> **YOUR ASSIGNMENT**
All of the data below should be written out exactly.

━━ AVAILABLE RECORDS

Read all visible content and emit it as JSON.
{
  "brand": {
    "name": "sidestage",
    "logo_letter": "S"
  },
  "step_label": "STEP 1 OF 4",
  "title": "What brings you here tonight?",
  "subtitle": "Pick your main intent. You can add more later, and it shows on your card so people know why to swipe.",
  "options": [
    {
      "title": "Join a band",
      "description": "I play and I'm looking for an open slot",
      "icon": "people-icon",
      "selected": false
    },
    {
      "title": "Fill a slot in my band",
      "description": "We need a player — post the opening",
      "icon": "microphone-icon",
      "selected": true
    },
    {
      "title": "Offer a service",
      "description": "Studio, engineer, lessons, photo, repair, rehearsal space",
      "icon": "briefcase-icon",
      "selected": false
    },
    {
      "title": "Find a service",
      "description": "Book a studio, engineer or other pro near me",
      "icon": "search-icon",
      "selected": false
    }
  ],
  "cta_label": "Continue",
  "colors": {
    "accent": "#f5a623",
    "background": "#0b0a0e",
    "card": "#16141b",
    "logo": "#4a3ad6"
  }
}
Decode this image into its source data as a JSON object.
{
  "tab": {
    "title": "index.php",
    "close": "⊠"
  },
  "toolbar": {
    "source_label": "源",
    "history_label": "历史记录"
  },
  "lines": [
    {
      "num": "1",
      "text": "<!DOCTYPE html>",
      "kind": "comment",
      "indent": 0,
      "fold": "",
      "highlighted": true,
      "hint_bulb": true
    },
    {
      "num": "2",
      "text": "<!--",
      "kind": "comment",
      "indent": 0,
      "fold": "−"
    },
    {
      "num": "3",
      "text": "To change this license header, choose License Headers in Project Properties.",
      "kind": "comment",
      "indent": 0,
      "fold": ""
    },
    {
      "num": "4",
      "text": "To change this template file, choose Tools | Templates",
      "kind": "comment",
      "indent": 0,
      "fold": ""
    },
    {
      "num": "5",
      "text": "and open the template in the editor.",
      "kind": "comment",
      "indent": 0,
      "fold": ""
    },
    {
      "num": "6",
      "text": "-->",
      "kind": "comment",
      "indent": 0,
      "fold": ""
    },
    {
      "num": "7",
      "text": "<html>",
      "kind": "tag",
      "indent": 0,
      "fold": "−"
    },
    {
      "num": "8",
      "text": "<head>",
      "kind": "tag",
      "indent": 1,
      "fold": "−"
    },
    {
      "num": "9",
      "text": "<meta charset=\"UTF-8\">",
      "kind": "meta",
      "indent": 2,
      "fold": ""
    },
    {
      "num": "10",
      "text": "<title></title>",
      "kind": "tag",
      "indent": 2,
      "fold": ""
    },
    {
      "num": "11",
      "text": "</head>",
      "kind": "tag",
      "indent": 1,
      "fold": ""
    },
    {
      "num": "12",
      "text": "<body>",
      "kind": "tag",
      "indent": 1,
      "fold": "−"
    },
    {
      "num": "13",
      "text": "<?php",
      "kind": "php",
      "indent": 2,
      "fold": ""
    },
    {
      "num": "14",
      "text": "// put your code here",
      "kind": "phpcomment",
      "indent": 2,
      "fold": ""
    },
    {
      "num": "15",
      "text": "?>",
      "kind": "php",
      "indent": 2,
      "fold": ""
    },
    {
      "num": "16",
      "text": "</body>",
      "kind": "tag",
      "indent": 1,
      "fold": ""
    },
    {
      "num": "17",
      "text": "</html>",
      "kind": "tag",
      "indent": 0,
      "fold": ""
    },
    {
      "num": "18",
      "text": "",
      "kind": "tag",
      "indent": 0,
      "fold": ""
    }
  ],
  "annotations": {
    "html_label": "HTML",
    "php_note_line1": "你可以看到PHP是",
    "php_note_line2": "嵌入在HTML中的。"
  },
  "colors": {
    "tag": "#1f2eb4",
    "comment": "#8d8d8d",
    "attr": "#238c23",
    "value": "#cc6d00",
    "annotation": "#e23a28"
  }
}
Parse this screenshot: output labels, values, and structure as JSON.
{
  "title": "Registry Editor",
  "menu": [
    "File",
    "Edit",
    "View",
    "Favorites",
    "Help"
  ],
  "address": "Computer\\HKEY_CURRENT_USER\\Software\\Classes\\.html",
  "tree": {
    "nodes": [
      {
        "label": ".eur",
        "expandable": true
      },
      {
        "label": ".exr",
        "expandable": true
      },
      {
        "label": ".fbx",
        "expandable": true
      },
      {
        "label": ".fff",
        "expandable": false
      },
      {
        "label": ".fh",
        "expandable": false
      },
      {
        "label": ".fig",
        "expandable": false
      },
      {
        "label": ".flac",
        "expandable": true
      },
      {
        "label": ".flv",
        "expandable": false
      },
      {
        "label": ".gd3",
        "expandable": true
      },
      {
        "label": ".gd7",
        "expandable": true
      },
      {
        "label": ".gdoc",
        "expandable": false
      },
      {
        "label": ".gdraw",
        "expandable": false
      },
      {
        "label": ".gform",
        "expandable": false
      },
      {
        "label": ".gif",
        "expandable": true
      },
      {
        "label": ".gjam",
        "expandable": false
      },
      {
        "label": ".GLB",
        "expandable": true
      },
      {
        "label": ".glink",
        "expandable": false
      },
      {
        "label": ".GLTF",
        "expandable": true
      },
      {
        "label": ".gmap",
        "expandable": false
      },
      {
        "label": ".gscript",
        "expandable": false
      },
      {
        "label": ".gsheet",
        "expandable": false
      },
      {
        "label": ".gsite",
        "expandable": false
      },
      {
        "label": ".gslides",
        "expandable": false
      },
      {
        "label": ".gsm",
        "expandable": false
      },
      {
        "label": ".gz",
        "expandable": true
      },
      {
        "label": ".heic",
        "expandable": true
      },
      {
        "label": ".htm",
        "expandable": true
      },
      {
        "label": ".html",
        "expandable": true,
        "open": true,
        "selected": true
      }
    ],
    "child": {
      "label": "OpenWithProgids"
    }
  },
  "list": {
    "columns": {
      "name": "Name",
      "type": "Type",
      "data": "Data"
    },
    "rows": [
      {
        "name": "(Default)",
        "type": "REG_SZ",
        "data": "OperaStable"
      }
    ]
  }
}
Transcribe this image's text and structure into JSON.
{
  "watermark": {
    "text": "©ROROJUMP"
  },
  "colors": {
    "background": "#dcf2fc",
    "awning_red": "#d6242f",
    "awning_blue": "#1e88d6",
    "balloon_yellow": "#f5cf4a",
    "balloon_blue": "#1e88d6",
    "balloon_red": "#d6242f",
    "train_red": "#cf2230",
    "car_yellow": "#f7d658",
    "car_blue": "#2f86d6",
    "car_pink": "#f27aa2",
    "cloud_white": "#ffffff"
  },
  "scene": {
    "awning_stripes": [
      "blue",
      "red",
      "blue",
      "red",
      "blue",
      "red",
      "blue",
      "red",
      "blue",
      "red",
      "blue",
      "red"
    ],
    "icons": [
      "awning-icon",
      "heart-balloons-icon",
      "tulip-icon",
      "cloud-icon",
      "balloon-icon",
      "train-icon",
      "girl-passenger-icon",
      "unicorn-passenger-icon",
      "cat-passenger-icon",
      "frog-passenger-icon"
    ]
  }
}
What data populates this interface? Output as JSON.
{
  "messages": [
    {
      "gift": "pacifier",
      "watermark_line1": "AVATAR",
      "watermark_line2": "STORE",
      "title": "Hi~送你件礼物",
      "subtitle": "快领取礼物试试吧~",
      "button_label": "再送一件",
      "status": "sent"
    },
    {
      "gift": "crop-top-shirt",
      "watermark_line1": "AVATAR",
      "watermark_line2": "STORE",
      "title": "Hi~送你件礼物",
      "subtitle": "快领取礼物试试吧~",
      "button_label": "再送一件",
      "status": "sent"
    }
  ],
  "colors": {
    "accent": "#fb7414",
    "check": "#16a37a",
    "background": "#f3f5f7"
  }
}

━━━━

> **TASK OUTPUT**
Read all visible content and emit it as JSON.
{
  "brand": {
    "name": "sidestage",
    "logo_letter": "S"
  },
  "step_label": "STEP 1 OF 4",
  "title": "What brings you here tonight?",
  "subtitle": "Pick your main intent. You can add more later, and it shows on your card so people know why to swipe.",
  "options": [
    {
      "title": "Join a band",
      "description": "I play and I'm looking for an open slot",
      "icon": "people-icon",
      "selected": false
    },
    {
      "title": "Fill a slot in my band",
      "description": "We need a player — post the opening",
      "icon": "microphone-icon",
      "selected": true
    },
    {
      "title": "Offer a service",
      "description": "Studio, engineer, lessons, photo, repair, rehearsal space",
      "icon": "briefcase-icon",
      "selected": false
    },
    {
      "title": "Find a service",
      "description": "Book a studio, engineer or other pro near me",
      "icon": "search-icon",
      "selected": false
    }
  ],
  "cta_label": "Continue",
  "colors": {
    "accent": "#f5a623",
    "background": "#0b0a0e",
    "card": "#16141b",
    "logo": "#4a3ad6"
  }
}
Decode this image into its source data as a JSON object.
{
  "tab": {
    "title": "index.php",
    "close": "⊠"
  },
  "toolbar": {
    "source_label": "源",
    "history_label": "历史记录"
  },
  "lines": [
    {
      "num": "1",
      "text": "<!DOCTYPE html>",
      "kind": "comment",
      "indent": 0,
      "fold": "",
      "highlighted": true,
      "hint_bulb": true
    },
    {
      "num": "2",
      "text": "<!--",
      "kind": "comment",
      "indent": 0,
      "fold": "−"
    },
    {
      "num": "3",
      "text": "To change this license header, choose License Headers in Project Properties.",
      "kind": "comment",
      "indent": 0,
      "fold": ""
    },
    {
      "num": "4",
      "text": "To change this template file, choose Tools | Templates",
      "kind": "comment",
      "indent": 0,
      "fold": ""
    },
    {
      "num": "5",
      "text": "and open the template in the editor.",
      "kind": "comment",
      "indent": 0,
      "fold": ""
    },
    {
      "num": "6",
      "text": "-->",
      "kind": "comment",
      "indent": 0,
      "fold": ""
    },
    {
      "num": "7",
      "text": "<html>",
      "kind": "tag",
      "indent": 0,
      "fold": "−"
    },
    {
      "num": "8",
      "text": "<head>",
      "kind": "tag",
      "indent": 1,
      "fold": "−"
    },
    {
      "num": "9",
      "text": "<meta charset=\"UTF-8\">",
      "kind": "meta",
      "indent": 2,
      "fold": ""
    },
    {
      "num": "10",
      "text": "<title></title>",
      "kind": "tag",
      "indent": 2,
      "fold": ""
    },
    {
      "num": "11",
      "text": "</head>",
      "kind": "tag",
      "indent": 1,
      "fold": ""
    },
    {
      "num": "12",
      "text": "<body>",
      "kind": "tag",
      "indent": 1,
      "fold": "−"
    },
    {
      "num": "13",
      "text": "<?php",
      "kind": "php",
      "indent": 2,
      "fold": ""
    },
    {
      "num": "14",
      "text": "// put your code here",
      "kind": "phpcomment",
      "indent": 2,
      "fold": ""
    },
    {
      "num": "15",
      "text": "?>",
      "kind": "php",
      "indent": 2,
      "fold": ""
    },
    {
      "num": "16",
      "text": "</body>",
      "kind": "tag",
      "indent": 1,
      "fold": ""
    },
    {
      "num": "17",
      "text": "</html>",
      "kind": "tag",
      "indent": 0,
      "fold": ""
    },
    {
      "num": "18",
      "text": "",
      "kind": "tag",
      "indent": 0,
      "fold": ""
    }
  ],
  "annotations": {
    "html_label": "HTML",
    "php_note_line1": "你可以看到PHP是",
    "php_note_line2": "嵌入在HTML中的。"
  },
  "colors": {
    "tag": "#1f2eb4",
    "comment": "#8d8d8d",
    "attr": "#238c23",
    "value": "#cc6d00",
    "annotation": "#e23a28"
  }
}
Parse this screenshot: output labels, values, and structure as JSON.
{
  "title": "Registry Editor",
  "menu": [
    "File",
    "Edit",
    "View",
    "Favorites",
    "Help"
  ],
  "address": "Computer\\HKEY_CURRENT_USER\\Software\\Classes\\.html",
  "tree": {
    "nodes": [
      {
        "label": ".eur",
        "expandable": true
      },
      {
        "label": ".exr",
        "expandable": true
      },
      {
        "label": ".fbx",
        "expandable": true
      },
      {
        "label": ".fff",
        "expandable": false
      },
      {
        "label": ".fh",
        "expandable": false
      },
      {
        "label": ".fig",
        "expandable": false
      },
      {
        "label": ".flac",
        "expandable": true
      },
      {
        "label": ".flv",
        "expandable": false
      },
      {
        "label": ".gd3",
        "expandable": true
      },
      {
        "label": ".gd7",
        "expandable": true
      },
      {
        "label": ".gdoc",
        "expandable": false
      },
      {
        "label": ".gdraw",
        "expandable": false
      },
      {
        "label": ".gform",
        "expandable": false
      },
      {
        "label": ".gif",
        "expandable": true
      },
      {
        "label": ".gjam",
        "expandable": false
      },
      {
        "label": ".GLB",
        "expandable": true
      },
      {
        "label": ".glink",
        "expandable": false
      },
      {
        "label": ".GLTF",
        "expandable": true
      },
      {
        "label": ".gmap",
        "expandable": false
      },
      {
        "label": ".gscript",
        "expandable": false
      },
      {
        "label": ".gsheet",
        "expandable": false
      },
      {
        "label": ".gsite",
        "expandable": false
      },
      {
        "label": ".gslides",
        "expandable": false
      },
      {
        "label": ".gsm",
        "expandable": false
      },
      {
        "label": ".gz",
        "expandable": true
      },
      {
        "label": ".heic",
        "expandable": true
      },
      {
        "label": ".htm",
        "expandable": true
      },
      {
        "label": ".html",
        "expandable": true,
        "open": true,
        "selected": true
      }
    ],
    "child": {
      "label": "OpenWithProgids"
    }
  },
  "list": {
    "columns": {
      "name": "Name",
      "type": "Type",
      "data": "Data"
    },
    "rows": [
      {
        "name": "(Default)",
        "type": "REG_SZ",
        "data": "OperaStable"
      }
    ]
  }
}
Transcribe this image's text and structure into JSON.
{
  "watermark": {
    "text": "©ROROJUMP"
  },
  "colors": {
    "background": "#dcf2fc",
    "awning_red": "#d6242f",
    "awning_blue": "#1e88d6",
    "balloon_yellow": "#f5cf4a",
    "balloon_blue": "#1e88d6",
    "balloon_red": "#d6242f",
    "train_red": "#cf2230",
    "car_yellow": "#f7d658",
    "car_blue": "#2f86d6",
    "car_pink": "#f27aa2",
    "cloud_white": "#ffffff"
  },
  "scene": {
    "awning_stripes": [
      "blue",
      "red",
      "blue",
      "red",
      "blue",
      "red",
      "blue",
      "red",
      "blue",
      "red",
      "blue",
      "red"
    ],
    "icons": [
      "awning-icon",
      "heart-balloons-icon",
      "tulip-icon",
      "cloud-icon",
      "balloon-icon",
      "train-icon",
      "girl-passenger-icon",
      "unicorn-passenger-icon",
      "cat-passenger-icon",
      "frog-passenger-icon"
    ]
  }
}
What data populates this interface? Output as JSON.
{
  "messages": [
    {
      "gift": "pacifier",
      "watermark_line1": "AVATAR",
      "watermark_line2": "STORE",
      "title": "Hi~送你件礼物",
      "subtitle": "快领取礼物试试吧~",
      "button_label": "再送一件",
      "status": "sent"
    },
    {
      "gift": "crop-top-shirt",
      "watermark_line1": "AVATAR",
      "watermark_line2": "STORE",
      "title": "Hi~送你件礼物",
      "subtitle": "快领取礼物试试吧~",
      "button_label": "再送一件",
      "status": "sent"
    }
  ],
  "colors": {
    "accent": "#fb7414",
    "check": "#16a37a",
    "background": "#f3f5f7"
  }
}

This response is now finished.